Services were four weekday trains each way; there was never a Sunday service and few excursions except for some to and from Helmsley. In 1928 the line became the first in the area with a regular Sentinel steam railcar service for passengers introduced by the LNER in an attempt to keep costs down. Railcars were considered suitable for this line as passenger traffic was light and there were no steep gradients The Sentinels were mechanically unreliable and struggled to cope with attachments such as horseboxes, commonly required on rural lines. All the stations except
Wykeham had facilities to deal with livestock, and such agricultural produce comprised most of the freight on the line, although there was also stone from a quarry at Thornton Dale.
In June 1933 the LNER introduced camping coaches at a number of scenic stations in the area, two of these eventually came to the Forge Valley line with a single carriage being provided at Forge Valley and Thornton Dale.Passenger traffic on the Forge Valley line had always been light and by 1922 the service remained at 4 daily trains with an additional train on Thursday and three additional trains between Scarborough and Forge Valley. With the introduction of the steam railcars the service was increased to seven daily trains but after nationalisation it was clear that the service was no longer viable with the ever increasing popularity of the motor car post war. After only 68 years British Railways announced closure of the line to both passenger and freight traffic; despite some
local objections the line was closed from 5th June 1950; the last train out of Scarborough was at 6.40 pm on Saturday 3rd June where a small crowd gathered with over 100 local people boarding the last train which was greeted by detonators at each station.
The track between Seamer and Thornton Dale was lifted between 1952 and 1953. The final three miles of the line between Thornton Dale and Pickering remained open until 10th August 1964 to serve the stone quarry.

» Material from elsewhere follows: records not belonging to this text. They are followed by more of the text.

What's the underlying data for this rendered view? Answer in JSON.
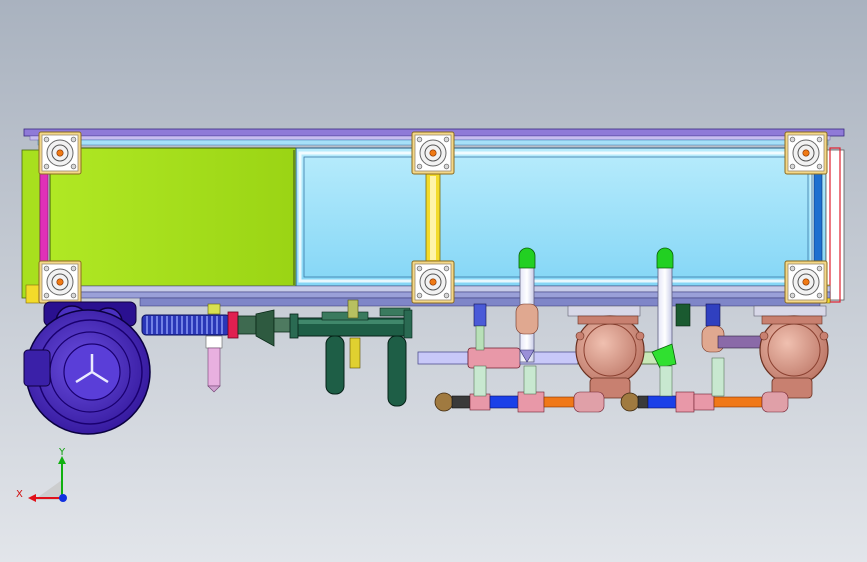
{
  "view": {
    "background_top": "#a9b2bf",
    "background_bottom": "#e2e5ea"
  },
  "triad": {
    "x_label": "X",
    "y_label": "Y",
    "x_color": "#e0101a",
    "y_color": "#10b010",
    "z_color": "#1030e0"
  },
  "colors": {
    "frame_top": "#8a77d8",
    "panel_green": "#a8e01e",
    "panel_blue": "#98e0fb",
    "bracket_yellow": "#f3db2a",
    "bracket_magenta": "#e020b0",
    "bracket_blue": "#1e6fd0",
    "blower": "#3a1aa8",
    "copper": "#d9a090",
    "pipe_green": "#1e5e46",
    "pipe_pink": "#e8a0b0",
    "pipe_orange": "#f07818",
    "pipe_blue": "#1a40e8",
    "valve_green": "#1ec81e"
  },
  "icons": [
    "bearing-flange-icon",
    "blower-icon",
    "pump-icon",
    "coordinate-triad-icon"
  ]
}
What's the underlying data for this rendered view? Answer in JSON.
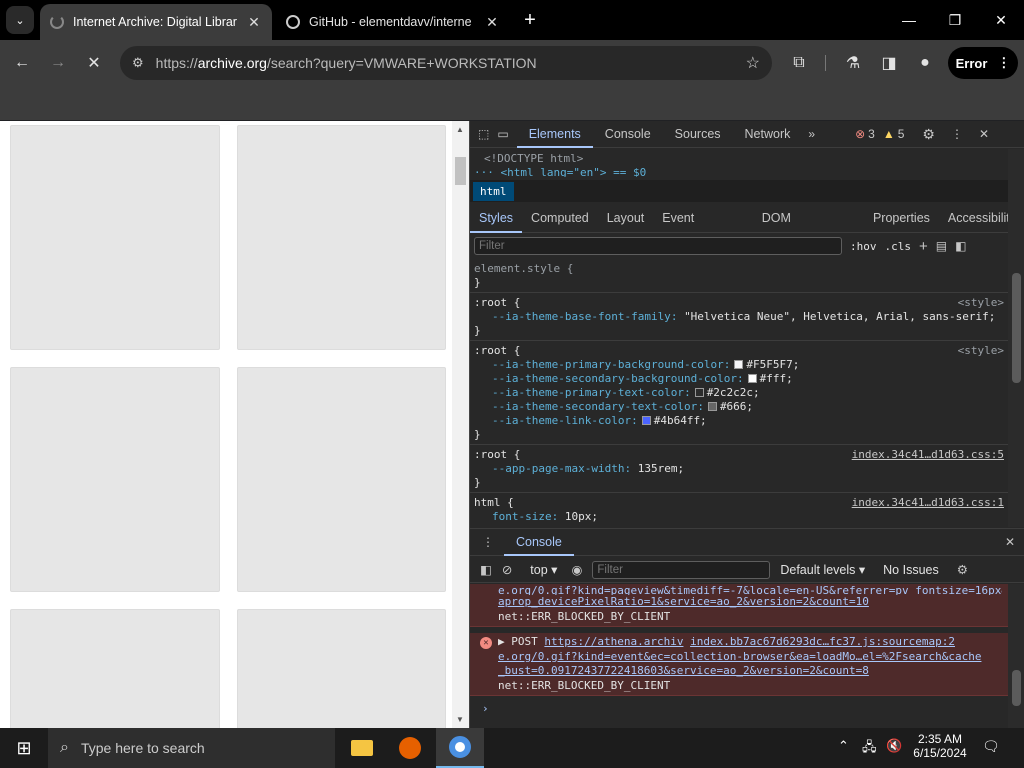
{
  "tabs": [
    {
      "title": "Internet Archive: Digital Librar",
      "active": true
    },
    {
      "title": "GitHub - elementdavv/interne",
      "active": false
    }
  ],
  "toolbar": {
    "url_prefix": "https://",
    "url_domain": "archive.org",
    "url_path": "/search?query=VMWARE+WORKSTATION",
    "error_label": "Error"
  },
  "devtools": {
    "tabs": [
      "Elements",
      "Console",
      "Sources",
      "Network"
    ],
    "errors_count": "3",
    "warnings_count": "5",
    "dom_lines": [
      "<!DOCTYPE html>",
      "<html lang=\"en\"> == $0"
    ],
    "breadcrumb": "html",
    "styles_tabs": [
      "Styles",
      "Computed",
      "Layout",
      "Event Listeners",
      "DOM Breakpoints",
      "Properties",
      "Accessibility"
    ],
    "filter_placeholder": "Filter",
    "hov": ":hov",
    "cls": ".cls",
    "rules": {
      "r0_sel": "element.style {",
      "close": "}",
      "r1_sel": ":root {",
      "r1_src": "<style>",
      "r1_p": "--ia-theme-base-font-family",
      "r1_v": "\"Helvetica Neue\", Helvetica, Arial, sans-serif;",
      "r2_sel": ":root {",
      "r2_src": "<style>",
      "r2_props": [
        {
          "p": "--ia-theme-primary-background-color",
          "v": "#F5F5F7;",
          "c": "#F5F5F7"
        },
        {
          "p": "--ia-theme-secondary-background-color",
          "v": "#fff;",
          "c": "#ffffff"
        },
        {
          "p": "--ia-theme-primary-text-color",
          "v": "#2c2c2c;",
          "c": "#2c2c2c"
        },
        {
          "p": "--ia-theme-secondary-text-color",
          "v": "#666;",
          "c": "#666666"
        },
        {
          "p": "--ia-theme-link-color",
          "v": "#4b64ff;",
          "c": "#4b64ff"
        }
      ],
      "r3_sel": ":root {",
      "r3_src": "index.34c41…d1d63.css:5",
      "r3_p": "--app-page-max-width",
      "r3_v": "135rem;",
      "r4_sel": "html {",
      "r4_src": "index.34c41…d1d63.css:1",
      "r4_p": "font-size",
      "r4_v": "10px;"
    },
    "console": {
      "title": "Console",
      "context": "top",
      "filter_placeholder": "Filter",
      "levels": "Default levels",
      "issues": "No Issues",
      "msg1_a": "e.org/0.gif?kind=pageview&timediff=-7&locale=en-US&referrer=pv_fontsize=16px&i",
      "msg1_b": "aprop_devicePixelRatio=1&service=ao_2&version=2&count=10",
      "msg1_err": "net::ERR_BLOCKED_BY_CLIENT",
      "msg2_method": "POST",
      "msg2_url1": "https://athena.archiv",
      "msg2_src": "index.bb7ac67d6293dc…fc37.js:sourcemap:2",
      "msg2_l2": "e.org/0.gif?kind=event&ec=collection-browser&ea=loadMo…el=%2Fsearch&cache",
      "msg2_l3": "_bust=0.09172437722418603&service=ao_2&version=2&count=8",
      "msg2_err": "net::ERR_BLOCKED_BY_CLIENT",
      "prompt": "›"
    }
  },
  "taskbar": {
    "search_placeholder": "Type here to search",
    "time": "2:35 AM",
    "date": "6/15/2024"
  }
}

See also the Forge Valley Railway web site for a more detailed history of the line and more photographs.